There are a couple of problems here, not least that Adrian Russell aka Khalid Masood was known to the security services but considered to be low-risk. Even if the government had had the ability to gain entry to his WhatsApp, they wouldn’t have used it. Then there’s the fact that end-to-end encryption doesn’t just protect criminals and terrorists – it protects users from criminals and terrorists. Any backdoor will be vulnerable to attack, not only from our own government and foreign powers, but by non-state actors including fraudsters, and other terrorists.

(I’m parking, also, the question of whether these are powers that should be handed to any government in perpetuity, particularly one in a country like Britain’s, where near-unchecked power is handed to the executive as long as it has a parliamentary majority.)

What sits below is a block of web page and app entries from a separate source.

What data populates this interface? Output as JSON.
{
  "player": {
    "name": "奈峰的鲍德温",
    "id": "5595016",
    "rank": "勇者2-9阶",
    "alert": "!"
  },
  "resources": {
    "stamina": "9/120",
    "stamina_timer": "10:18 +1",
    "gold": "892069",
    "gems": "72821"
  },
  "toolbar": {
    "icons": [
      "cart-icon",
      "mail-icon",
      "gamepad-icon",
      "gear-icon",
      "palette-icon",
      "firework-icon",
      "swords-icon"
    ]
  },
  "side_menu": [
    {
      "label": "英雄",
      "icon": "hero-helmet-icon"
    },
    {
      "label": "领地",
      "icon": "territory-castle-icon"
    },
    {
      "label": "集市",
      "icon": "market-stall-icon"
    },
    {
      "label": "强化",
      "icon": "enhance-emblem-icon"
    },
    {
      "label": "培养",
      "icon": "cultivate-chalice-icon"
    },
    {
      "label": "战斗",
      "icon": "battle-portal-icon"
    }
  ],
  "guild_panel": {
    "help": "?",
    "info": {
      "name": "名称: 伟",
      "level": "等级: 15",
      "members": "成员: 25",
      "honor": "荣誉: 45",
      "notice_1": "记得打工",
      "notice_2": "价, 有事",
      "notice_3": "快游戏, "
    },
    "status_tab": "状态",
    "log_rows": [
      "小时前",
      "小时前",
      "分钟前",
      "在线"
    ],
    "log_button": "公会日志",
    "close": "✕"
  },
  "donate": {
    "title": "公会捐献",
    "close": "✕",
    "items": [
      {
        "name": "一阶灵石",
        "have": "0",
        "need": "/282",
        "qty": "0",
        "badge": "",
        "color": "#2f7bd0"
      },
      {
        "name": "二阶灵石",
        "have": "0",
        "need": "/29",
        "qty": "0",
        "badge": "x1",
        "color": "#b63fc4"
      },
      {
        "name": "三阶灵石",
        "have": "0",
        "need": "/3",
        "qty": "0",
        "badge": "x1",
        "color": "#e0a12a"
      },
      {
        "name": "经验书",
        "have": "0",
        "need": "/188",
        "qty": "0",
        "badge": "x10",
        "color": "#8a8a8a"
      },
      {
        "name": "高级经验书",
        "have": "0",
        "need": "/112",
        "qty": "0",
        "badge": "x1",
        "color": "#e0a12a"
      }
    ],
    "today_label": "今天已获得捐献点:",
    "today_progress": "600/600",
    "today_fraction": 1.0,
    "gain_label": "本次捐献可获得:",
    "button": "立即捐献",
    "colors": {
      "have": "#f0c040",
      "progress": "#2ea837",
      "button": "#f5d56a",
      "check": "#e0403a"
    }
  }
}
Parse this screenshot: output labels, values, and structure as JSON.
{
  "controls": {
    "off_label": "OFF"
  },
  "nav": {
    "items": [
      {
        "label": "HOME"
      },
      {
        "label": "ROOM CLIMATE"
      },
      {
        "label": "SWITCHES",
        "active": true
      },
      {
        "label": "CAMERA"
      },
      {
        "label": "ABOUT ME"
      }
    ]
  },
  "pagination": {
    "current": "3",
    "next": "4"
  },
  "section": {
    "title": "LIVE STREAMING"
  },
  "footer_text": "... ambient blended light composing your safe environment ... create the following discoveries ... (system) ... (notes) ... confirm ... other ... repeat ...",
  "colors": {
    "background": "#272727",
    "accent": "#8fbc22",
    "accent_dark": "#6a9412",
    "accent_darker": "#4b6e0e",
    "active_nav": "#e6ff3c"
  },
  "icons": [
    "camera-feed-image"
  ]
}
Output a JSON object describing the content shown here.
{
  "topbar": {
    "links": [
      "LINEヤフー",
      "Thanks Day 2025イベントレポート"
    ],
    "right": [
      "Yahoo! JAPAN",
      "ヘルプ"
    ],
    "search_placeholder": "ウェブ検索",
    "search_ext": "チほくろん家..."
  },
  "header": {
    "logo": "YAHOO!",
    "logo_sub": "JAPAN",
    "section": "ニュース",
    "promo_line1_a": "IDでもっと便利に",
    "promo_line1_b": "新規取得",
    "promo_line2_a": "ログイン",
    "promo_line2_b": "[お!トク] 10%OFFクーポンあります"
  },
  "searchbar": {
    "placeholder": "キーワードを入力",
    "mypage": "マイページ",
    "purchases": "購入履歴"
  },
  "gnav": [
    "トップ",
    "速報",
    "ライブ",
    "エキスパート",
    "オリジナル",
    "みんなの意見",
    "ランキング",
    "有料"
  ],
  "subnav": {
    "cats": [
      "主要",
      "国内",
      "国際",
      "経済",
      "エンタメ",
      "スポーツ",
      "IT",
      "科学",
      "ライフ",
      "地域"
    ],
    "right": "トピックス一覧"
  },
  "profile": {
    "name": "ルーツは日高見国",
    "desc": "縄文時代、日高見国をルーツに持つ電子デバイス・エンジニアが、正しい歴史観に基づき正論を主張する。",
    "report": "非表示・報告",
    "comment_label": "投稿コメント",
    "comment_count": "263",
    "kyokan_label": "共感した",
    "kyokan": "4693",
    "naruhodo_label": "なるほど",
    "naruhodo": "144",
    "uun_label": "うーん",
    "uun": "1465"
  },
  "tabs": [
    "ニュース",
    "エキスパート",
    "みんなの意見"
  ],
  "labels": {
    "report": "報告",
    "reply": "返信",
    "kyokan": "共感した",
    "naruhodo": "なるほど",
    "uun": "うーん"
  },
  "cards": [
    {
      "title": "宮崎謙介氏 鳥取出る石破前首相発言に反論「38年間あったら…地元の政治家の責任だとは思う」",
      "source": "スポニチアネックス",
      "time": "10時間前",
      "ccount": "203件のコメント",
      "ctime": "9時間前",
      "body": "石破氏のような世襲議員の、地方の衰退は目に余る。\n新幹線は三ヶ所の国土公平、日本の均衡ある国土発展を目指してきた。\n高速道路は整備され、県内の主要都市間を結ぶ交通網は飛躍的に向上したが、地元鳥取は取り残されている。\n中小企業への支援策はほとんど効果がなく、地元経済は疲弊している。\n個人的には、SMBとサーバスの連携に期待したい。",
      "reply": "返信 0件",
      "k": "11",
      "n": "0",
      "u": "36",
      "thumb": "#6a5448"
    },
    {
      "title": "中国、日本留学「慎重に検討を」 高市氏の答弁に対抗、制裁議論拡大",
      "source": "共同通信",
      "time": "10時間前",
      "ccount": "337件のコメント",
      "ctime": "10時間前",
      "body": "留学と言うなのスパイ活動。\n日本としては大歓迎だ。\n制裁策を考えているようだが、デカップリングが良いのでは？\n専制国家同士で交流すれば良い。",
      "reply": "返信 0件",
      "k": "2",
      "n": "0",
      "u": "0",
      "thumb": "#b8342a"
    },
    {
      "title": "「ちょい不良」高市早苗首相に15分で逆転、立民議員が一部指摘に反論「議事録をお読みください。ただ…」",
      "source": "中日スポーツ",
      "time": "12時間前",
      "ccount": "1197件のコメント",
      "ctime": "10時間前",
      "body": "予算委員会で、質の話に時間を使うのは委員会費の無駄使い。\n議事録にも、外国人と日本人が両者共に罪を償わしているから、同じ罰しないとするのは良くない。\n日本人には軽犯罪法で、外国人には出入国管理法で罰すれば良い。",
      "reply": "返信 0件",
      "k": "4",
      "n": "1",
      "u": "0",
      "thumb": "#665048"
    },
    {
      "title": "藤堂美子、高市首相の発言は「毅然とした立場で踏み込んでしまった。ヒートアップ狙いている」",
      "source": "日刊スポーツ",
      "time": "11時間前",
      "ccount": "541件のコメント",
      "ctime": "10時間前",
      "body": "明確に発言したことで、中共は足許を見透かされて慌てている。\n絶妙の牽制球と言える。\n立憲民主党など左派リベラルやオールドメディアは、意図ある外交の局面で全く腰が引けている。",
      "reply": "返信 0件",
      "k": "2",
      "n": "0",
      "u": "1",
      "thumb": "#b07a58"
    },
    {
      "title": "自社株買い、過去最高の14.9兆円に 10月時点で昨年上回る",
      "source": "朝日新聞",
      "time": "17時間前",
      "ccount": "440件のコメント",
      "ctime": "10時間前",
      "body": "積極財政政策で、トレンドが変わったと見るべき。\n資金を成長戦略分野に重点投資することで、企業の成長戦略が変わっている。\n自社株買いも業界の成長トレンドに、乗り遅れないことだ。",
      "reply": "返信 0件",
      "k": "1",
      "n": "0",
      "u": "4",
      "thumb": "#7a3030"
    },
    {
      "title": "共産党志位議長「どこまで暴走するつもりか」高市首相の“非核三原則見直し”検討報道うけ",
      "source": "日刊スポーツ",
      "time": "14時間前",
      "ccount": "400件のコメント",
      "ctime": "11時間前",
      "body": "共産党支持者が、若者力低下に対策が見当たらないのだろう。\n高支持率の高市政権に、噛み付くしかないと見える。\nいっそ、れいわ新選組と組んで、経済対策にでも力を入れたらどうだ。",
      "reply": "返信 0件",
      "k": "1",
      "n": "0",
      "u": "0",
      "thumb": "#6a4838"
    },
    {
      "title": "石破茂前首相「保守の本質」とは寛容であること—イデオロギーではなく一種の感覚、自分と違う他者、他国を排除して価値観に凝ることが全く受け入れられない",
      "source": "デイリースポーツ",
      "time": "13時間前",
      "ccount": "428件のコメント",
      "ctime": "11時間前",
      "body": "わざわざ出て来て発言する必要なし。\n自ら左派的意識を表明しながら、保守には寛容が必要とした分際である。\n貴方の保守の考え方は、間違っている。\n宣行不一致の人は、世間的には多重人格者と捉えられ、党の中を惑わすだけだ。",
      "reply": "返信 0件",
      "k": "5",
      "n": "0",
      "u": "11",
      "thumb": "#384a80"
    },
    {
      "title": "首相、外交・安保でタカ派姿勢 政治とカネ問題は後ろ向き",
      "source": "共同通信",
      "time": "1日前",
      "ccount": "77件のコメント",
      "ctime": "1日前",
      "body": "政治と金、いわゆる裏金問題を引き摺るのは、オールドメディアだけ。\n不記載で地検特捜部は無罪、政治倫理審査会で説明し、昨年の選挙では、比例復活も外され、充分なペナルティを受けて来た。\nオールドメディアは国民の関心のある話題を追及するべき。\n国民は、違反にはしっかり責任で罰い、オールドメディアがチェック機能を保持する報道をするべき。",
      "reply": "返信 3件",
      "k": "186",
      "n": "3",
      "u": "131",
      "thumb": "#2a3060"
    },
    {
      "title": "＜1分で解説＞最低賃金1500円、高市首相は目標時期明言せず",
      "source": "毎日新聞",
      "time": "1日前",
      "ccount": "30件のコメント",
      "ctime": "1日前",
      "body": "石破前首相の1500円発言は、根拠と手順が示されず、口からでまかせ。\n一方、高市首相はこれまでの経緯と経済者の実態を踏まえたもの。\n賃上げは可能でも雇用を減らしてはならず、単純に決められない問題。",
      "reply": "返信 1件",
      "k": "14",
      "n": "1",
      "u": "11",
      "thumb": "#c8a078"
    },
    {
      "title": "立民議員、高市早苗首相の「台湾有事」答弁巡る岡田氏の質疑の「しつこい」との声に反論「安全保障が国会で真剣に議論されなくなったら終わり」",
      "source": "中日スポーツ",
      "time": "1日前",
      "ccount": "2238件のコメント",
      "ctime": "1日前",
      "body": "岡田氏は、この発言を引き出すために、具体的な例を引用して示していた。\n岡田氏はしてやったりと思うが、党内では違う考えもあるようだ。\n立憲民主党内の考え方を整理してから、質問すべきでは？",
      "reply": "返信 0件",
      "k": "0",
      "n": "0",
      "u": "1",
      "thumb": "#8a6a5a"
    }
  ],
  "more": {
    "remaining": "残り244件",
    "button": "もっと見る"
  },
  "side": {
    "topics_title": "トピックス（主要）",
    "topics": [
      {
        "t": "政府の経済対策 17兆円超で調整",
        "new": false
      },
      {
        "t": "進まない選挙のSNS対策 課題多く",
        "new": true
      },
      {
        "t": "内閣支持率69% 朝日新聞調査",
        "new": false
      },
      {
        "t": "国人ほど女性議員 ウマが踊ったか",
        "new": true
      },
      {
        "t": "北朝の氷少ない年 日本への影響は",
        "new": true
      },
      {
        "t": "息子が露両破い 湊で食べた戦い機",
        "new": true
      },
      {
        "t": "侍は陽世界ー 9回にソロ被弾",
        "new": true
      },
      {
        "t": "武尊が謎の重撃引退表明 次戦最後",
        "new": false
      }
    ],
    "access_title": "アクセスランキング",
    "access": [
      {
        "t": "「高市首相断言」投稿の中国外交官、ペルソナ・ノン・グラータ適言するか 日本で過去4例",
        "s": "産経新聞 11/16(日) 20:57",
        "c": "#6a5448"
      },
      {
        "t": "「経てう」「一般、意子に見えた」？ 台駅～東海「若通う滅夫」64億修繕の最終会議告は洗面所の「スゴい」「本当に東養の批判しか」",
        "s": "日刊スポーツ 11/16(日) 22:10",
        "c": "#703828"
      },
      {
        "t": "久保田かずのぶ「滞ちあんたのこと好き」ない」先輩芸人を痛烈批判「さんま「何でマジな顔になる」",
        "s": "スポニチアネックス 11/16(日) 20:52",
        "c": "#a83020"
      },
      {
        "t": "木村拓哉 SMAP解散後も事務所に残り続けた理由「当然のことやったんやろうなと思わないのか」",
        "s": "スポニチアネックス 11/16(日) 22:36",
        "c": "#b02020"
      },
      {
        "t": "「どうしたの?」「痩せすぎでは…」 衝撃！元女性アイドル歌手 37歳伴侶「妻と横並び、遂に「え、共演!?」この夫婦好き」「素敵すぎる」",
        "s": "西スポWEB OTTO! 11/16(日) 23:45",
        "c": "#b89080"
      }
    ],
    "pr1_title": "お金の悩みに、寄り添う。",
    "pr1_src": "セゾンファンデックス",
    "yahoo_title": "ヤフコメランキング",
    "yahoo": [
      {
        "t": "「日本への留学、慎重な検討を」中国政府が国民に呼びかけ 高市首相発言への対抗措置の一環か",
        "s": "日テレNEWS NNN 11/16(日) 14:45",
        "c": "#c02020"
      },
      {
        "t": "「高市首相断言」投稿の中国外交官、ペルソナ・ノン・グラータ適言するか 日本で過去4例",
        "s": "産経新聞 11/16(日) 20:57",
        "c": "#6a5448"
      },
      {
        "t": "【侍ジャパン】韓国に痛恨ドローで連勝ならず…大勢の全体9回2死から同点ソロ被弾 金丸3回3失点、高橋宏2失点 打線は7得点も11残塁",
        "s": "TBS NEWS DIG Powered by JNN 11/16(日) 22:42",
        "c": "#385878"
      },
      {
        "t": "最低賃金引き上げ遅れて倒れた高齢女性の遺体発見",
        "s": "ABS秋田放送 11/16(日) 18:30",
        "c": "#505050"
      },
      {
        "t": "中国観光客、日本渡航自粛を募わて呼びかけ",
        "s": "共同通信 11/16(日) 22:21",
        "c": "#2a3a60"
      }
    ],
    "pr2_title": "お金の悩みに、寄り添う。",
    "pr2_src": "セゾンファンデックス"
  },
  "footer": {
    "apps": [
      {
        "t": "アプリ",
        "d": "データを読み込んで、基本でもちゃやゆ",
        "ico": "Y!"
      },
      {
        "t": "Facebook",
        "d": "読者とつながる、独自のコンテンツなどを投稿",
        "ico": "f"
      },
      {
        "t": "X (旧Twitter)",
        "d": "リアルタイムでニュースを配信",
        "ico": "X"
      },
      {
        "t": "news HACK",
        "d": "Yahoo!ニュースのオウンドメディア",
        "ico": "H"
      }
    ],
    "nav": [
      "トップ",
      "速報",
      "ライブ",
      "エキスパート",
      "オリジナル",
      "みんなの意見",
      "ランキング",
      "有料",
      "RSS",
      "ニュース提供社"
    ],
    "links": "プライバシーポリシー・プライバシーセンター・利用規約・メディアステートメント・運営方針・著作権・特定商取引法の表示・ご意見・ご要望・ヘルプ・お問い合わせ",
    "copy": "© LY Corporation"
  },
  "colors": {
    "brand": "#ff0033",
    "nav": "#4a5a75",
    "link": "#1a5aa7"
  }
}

But the biggest problem is that there is an obvious area where government policy failed in the case of Masood: Britain’s prisons system.

Masood acted alone though it’s not yet clear if he was merely inspired by international jihadism – that is, he read news reports, watched their videos on social media and came up with the plan himself – or he was “enabled” – that is, he sought out and received help on how to plan his attack from the self-styled Islamic State.

But what we know for certain is that he was, as is a recurring feature of the “radicalisation journey”, in possession of a string of minor convictions from 1982 to 2002 and that he served jail time. As the point of having prisons is surely to deter both would-be offenders and rehabilitate its current occupants so they don’t offend again, Masood’s act of terror is an open-and-shut case of failure in the prison system. Not only he did prison fail to prevent him committing further crimes, he went on to commit one very major crime.  That he appears to have been radicalised in prison only compounds the failure.

The sad thing is that not so very long ago a Secretary of State at the Ministry of Justice was thinking seriously about prison and re-offending. While there was room to critique some of Michael Gove’s solutions to that problem, they were all a hell of a lot better than “let’s ban WhatsApp”. 

Stephen Bush is special correspondent at the New Statesman. His daily briefing, Morning Call, provides a quick and essential guide to British politics.